Records shown: Begin

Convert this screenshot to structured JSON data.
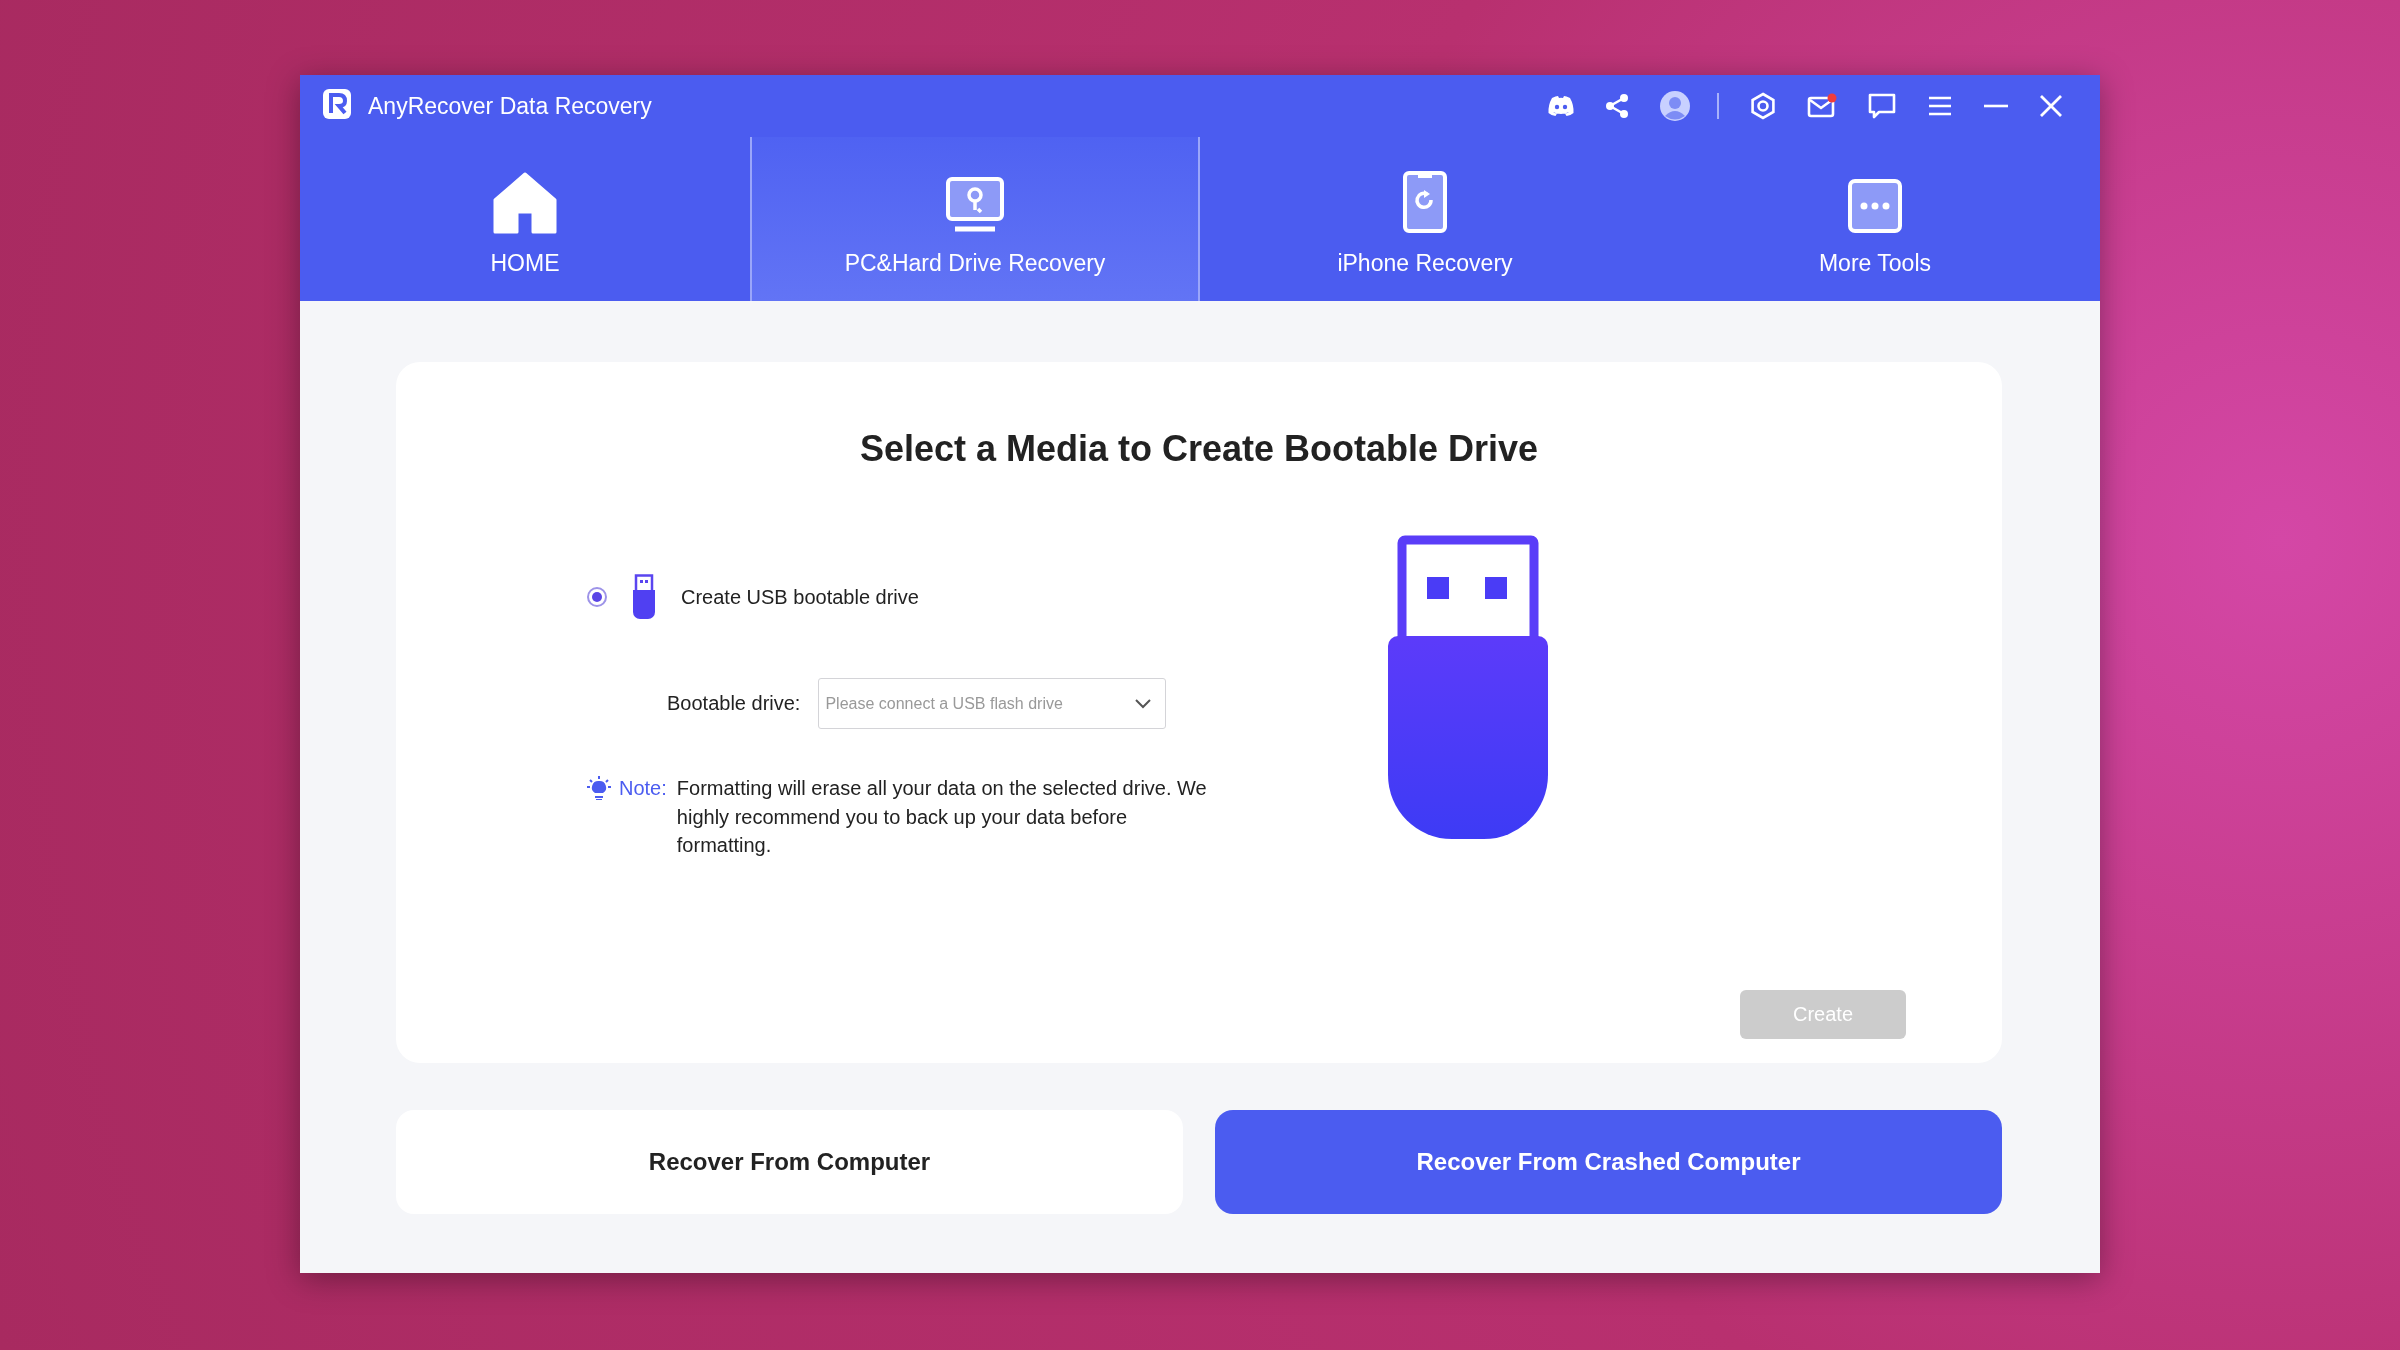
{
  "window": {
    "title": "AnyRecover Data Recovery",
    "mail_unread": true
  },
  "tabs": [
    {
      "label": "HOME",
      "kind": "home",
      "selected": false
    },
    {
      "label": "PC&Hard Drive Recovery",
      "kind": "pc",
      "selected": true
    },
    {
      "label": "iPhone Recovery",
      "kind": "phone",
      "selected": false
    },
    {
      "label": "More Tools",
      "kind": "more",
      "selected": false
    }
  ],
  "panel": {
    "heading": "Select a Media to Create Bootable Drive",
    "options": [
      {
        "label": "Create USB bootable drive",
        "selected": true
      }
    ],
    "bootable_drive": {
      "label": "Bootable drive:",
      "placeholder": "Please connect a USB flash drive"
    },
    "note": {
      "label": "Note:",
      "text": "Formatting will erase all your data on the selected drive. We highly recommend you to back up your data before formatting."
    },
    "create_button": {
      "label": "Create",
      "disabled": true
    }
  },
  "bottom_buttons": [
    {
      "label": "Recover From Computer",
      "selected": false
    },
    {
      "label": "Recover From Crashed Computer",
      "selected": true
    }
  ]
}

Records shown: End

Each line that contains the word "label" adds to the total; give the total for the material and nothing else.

10